== Segment start ==

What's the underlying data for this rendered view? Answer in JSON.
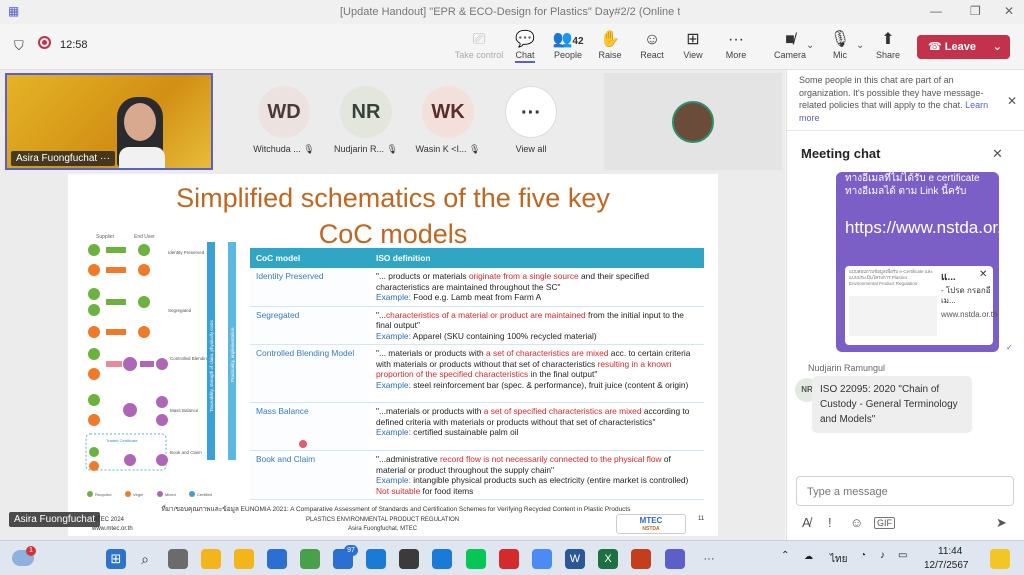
{
  "window": {
    "title": "[Update Handout] \"EPR & ECO-Design for Plastics\" Day#2/2 (Online tr...",
    "min_icon": "minimize-icon",
    "max_icon": "maximize-icon",
    "close_icon": "close-icon"
  },
  "meeting": {
    "timer": "12:58"
  },
  "toolbar": {
    "take_control": "Take control",
    "chat": "Chat",
    "people": "People",
    "people_count": "42",
    "raise": "Raise",
    "react": "React",
    "view": "View",
    "more": "More",
    "camera": "Camera",
    "mic": "Mic",
    "share": "Share",
    "leave": "Leave"
  },
  "participants": {
    "self": {
      "name": "Asira Fuongfuchat"
    },
    "tiles": [
      {
        "initials": "WD",
        "name": "Witchuda ...",
        "color": "#ece3e0"
      },
      {
        "initials": "NR",
        "name": "Nudjarin R...",
        "color": "#e2e6dd"
      },
      {
        "initials": "WK",
        "name": "Wasin K <I...",
        "color": "#f3dfdc"
      }
    ],
    "view_all": "View all",
    "presenter_tag": "Asira Fuongfuchat"
  },
  "slide": {
    "title_line1": "Simplified schematics of the five key",
    "title_line2": "CoC models",
    "table": {
      "headers": [
        "CoC model",
        "ISO definition"
      ],
      "rows": [
        {
          "model": "Identity Preserved",
          "p1": "\"... products or materials ",
          "hl": "originate from a single source",
          "p2": " and their specified characteristics are maintained throughout the SC\"",
          "ex_label": "Example: ",
          "ex": "Food e.g. Lamb meat from Farm A"
        },
        {
          "model": "Segregated",
          "p1": "\"...",
          "hl": "characteristics of a material or product are maintained",
          "p2": " from the initial input to the final output\"",
          "ex_label": "Example: ",
          "ex": "Apparel (SKU containing 100% recycled material)"
        },
        {
          "model": "Controlled Blending Model",
          "p1": "\"... materials or products with ",
          "hl": "a set of characteristics are mixed",
          "p2": " acc. to certain criteria with materials or products without that set of characteristics ",
          "hl2": "resulting in a known proportion of the specified characteristics",
          "p3": " in the final output\"",
          "ex_label": "Example: ",
          "ex": "steel reinforcement bar (spec. & performance), fruit juice (content & origin)"
        },
        {
          "model": "Mass Balance",
          "p1": "\"...materials or products with ",
          "hl": "a set of specified characteristics are mixed",
          "p2": " according to defined criteria with materials or products without that set of characteristics\"",
          "ex_label": "Example: ",
          "ex": "certified sustainable palm oil"
        },
        {
          "model": "Book and Claim",
          "p1": "\"...administrative ",
          "hl": "record flow is not necessarily connected to the physical flow",
          "p2": " of material or product throughout the supply chain\"",
          "ex_label": "Example: ",
          "ex": "intangible physical products such as electricity (entire market is controlled) ",
          "ex_hl": "Not suitable",
          "ex2": " for food items"
        }
      ]
    },
    "diagram": {
      "supplier": "Supplier",
      "end_user": "End User",
      "labels": [
        "Identity Preserved",
        "Segregated",
        "Controlled Blending",
        "Mass Balance",
        "Book and Claim"
      ],
      "traded_cert": "Traded Certificate",
      "legend": [
        "Recycled",
        "Virgin",
        "Mixed",
        "Certified"
      ],
      "axis1": "Traceability, strength of claim, physically costs",
      "axis2": "Practicality, implementation"
    },
    "source": "ที่มา/ขอบคุณภาพและข้อมูล EUNOMIA 2021: A Comparative Assessment of Standards and Certification Schemes for Verifying Recycled Content in Plastic Products",
    "footer_left": "MTEC 2024",
    "footer_left2": "www.mtec.or.th",
    "footer_center": "PLASTICS ENVIRONMENTAL PRODUCT REGULATION",
    "footer_center2": "Asira Fuongfuchat, MTEC",
    "footer_logo": "MTEC",
    "footer_logo2": "NSTDA",
    "page": "11"
  },
  "chat": {
    "notice": "Some people in this chat are part of an organization. It's possible they have message-related policies that will apply to the chat.",
    "notice_link": "Learn more",
    "title": "Meeting chat",
    "card_text_top": "ทางอีเมลที่ไม่ได้รับ e certificate ทางอีเมลได้ ตาม Link นี้ครับ",
    "card_link": "https://www.nstda.or.th/r/iZ95D",
    "preview_title": "แ...",
    "preview_sub": "- โปรด กรอกอีเม...",
    "preview_url": "www.nstda.or.th",
    "preview_doc": "แบบสอบถามข้อมูลเพื่อรับ e-Certificate และแบบประเมินโครงการ Plastics Environmental Product Regulation",
    "sender": "Nudjarin Ramungul",
    "sender_initials": "NR",
    "message": "ISO 22095: 2020 \"Chain of Custody - General Terminology and Models\"",
    "placeholder": "Type a message"
  },
  "taskbar": {
    "lang": "ไทย",
    "time": "11:44",
    "date": "12/7/2567",
    "mail_badge": "97",
    "weather_badge": "1"
  }
}
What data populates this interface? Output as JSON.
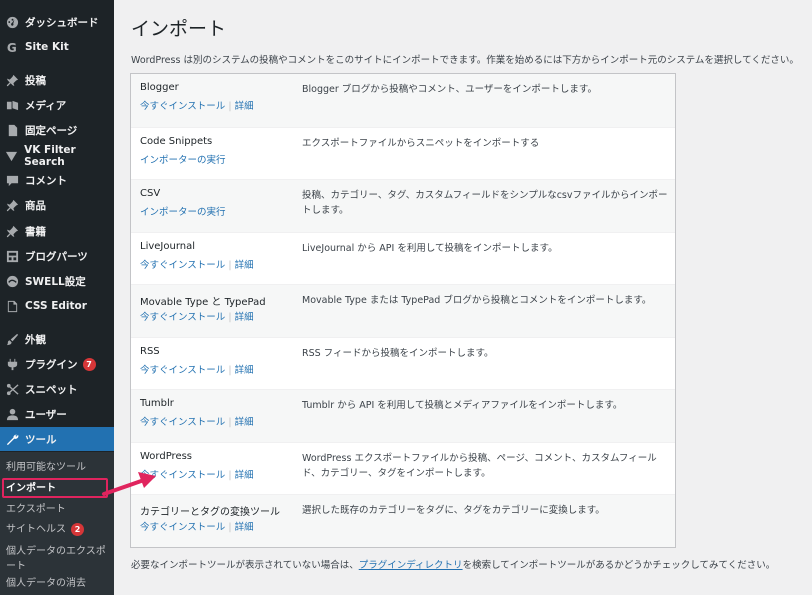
{
  "sidebar": {
    "items": [
      {
        "label": "ダッシュボード",
        "icon": "dashboard-icon"
      },
      {
        "label": "Site Kit",
        "icon": "sitekit-icon"
      },
      {
        "label": "投稿",
        "icon": "pin-icon"
      },
      {
        "label": "メディア",
        "icon": "media-icon"
      },
      {
        "label": "固定ページ",
        "icon": "page-icon"
      },
      {
        "label": "VK Filter Search",
        "icon": "filter-icon"
      },
      {
        "label": "コメント",
        "icon": "comment-icon"
      },
      {
        "label": "商品",
        "icon": "pin-icon"
      },
      {
        "label": "書籍",
        "icon": "pin-icon"
      },
      {
        "label": "ブログパーツ",
        "icon": "blogparts-icon"
      },
      {
        "label": "SWELL設定",
        "icon": "swell-icon"
      },
      {
        "label": "CSS Editor",
        "icon": "css-editor-icon"
      },
      {
        "label": "外観",
        "icon": "brush-icon"
      },
      {
        "label": "プラグイン",
        "icon": "plugin-icon",
        "badge": "7"
      },
      {
        "label": "スニペット",
        "icon": "snippet-icon"
      },
      {
        "label": "ユーザー",
        "icon": "user-icon"
      },
      {
        "label": "ツール",
        "icon": "wrench-icon"
      }
    ],
    "submenu": [
      {
        "label": "利用可能なツール"
      },
      {
        "label": "インポート"
      },
      {
        "label": "エクスポート"
      },
      {
        "label": "サイトヘルス",
        "badge": "2"
      },
      {
        "label": "個人データのエクスポート"
      },
      {
        "label": "個人データの消去"
      }
    ]
  },
  "main": {
    "title": "インポート",
    "intro": "WordPress は別のシステムの投稿やコメントをこのサイトにインポートできます。作業を始めるには下方からインポート元のシステムを選択してください。",
    "link_separator": " | ",
    "importers": [
      {
        "name": "Blogger",
        "link1": "今すぐインストール",
        "link2": "詳細",
        "desc": "Blogger ブログから投稿やコメント、ユーザーをインポートします。"
      },
      {
        "name": "Code Snippets",
        "link1": "インポーターの実行",
        "link2": "",
        "desc": "エクスポートファイルからスニペットをインポートする"
      },
      {
        "name": "CSV",
        "link1": "インポーターの実行",
        "link2": "",
        "desc": "投稿、カテゴリー、タグ、カスタムフィールドをシンプルなcsvファイルからインポートします。"
      },
      {
        "name": "LiveJournal",
        "link1": "今すぐインストール",
        "link2": "詳細",
        "desc": "LiveJournal から API を利用して投稿をインポートします。"
      },
      {
        "name": "Movable Type と TypePad",
        "link1": "今すぐインストール",
        "link2": "詳細",
        "desc": "Movable Type または TypePad ブログから投稿とコメントをインポートします。"
      },
      {
        "name": "RSS",
        "link1": "今すぐインストール",
        "link2": "詳細",
        "desc": "RSS フィードから投稿をインポートします。"
      },
      {
        "name": "Tumblr",
        "link1": "今すぐインストール",
        "link2": "詳細",
        "desc": "Tumblr から API を利用して投稿とメディアファイルをインポートします。"
      },
      {
        "name": "WordPress",
        "link1": "今すぐインストール",
        "link2": "詳細",
        "desc": "WordPress エクスポートファイルから投稿、ページ、コメント、カスタムフィールド、カテゴリー、タグをインポートします。"
      },
      {
        "name": "カテゴリーとタグの変換ツール",
        "link1": "今すぐインストール",
        "link2": "詳細",
        "desc": "選択した既存のカテゴリーをタグに、タグをカテゴリーに変換します。"
      }
    ],
    "footer_before": "必要なインポートツールが表示されていない場合は、",
    "footer_link": "プラグインディレクトリ",
    "footer_after": "を検索してインポートツールがあるかどうかチェックしてみてください。"
  },
  "colors": {
    "sidebar_bg": "#1d2327",
    "active": "#2271b1",
    "link": "#2271b1",
    "badge": "#d63638",
    "highlight": "#e0245e"
  }
}
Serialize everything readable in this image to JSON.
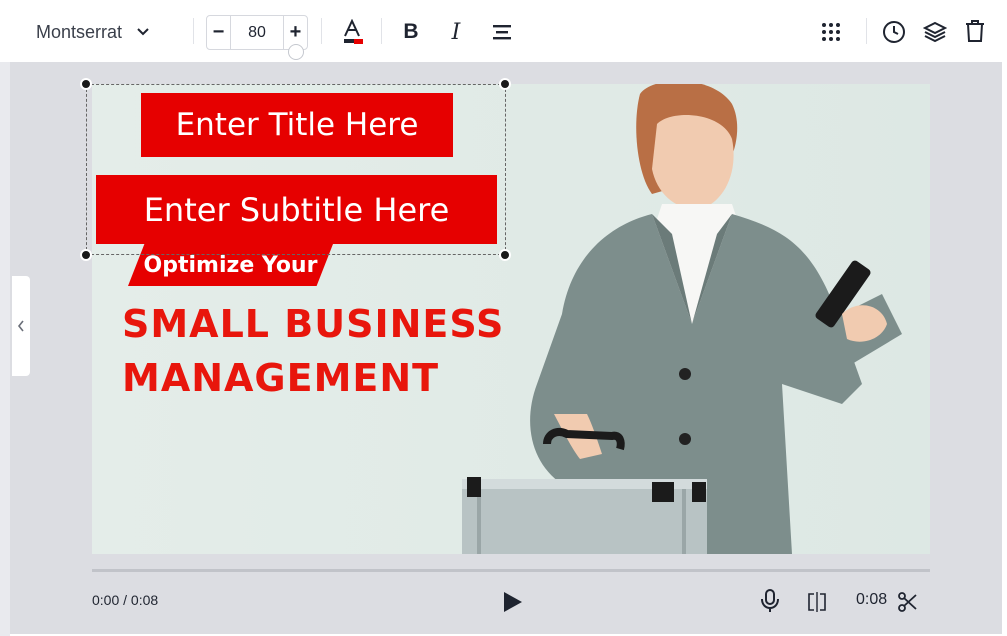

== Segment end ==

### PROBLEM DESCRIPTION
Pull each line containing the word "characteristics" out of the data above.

### RESPONSE AREA
          "p2": " and their specified characteristics are maintained throughout the SC\"",
          "hl": "characteristics of a material or product are maintained",
          "hl": "a set of characteristics are mixed",
          "p2": " acc. to certain criteria with materials or products without that set of characteristics ",
          "hl2": "resulting in a known proportion of the specified characteristics",
          "hl": "a set of specified characteristics are mixed",
          "p2": " according to defined criteria with materials or products without that set of characteristics\"",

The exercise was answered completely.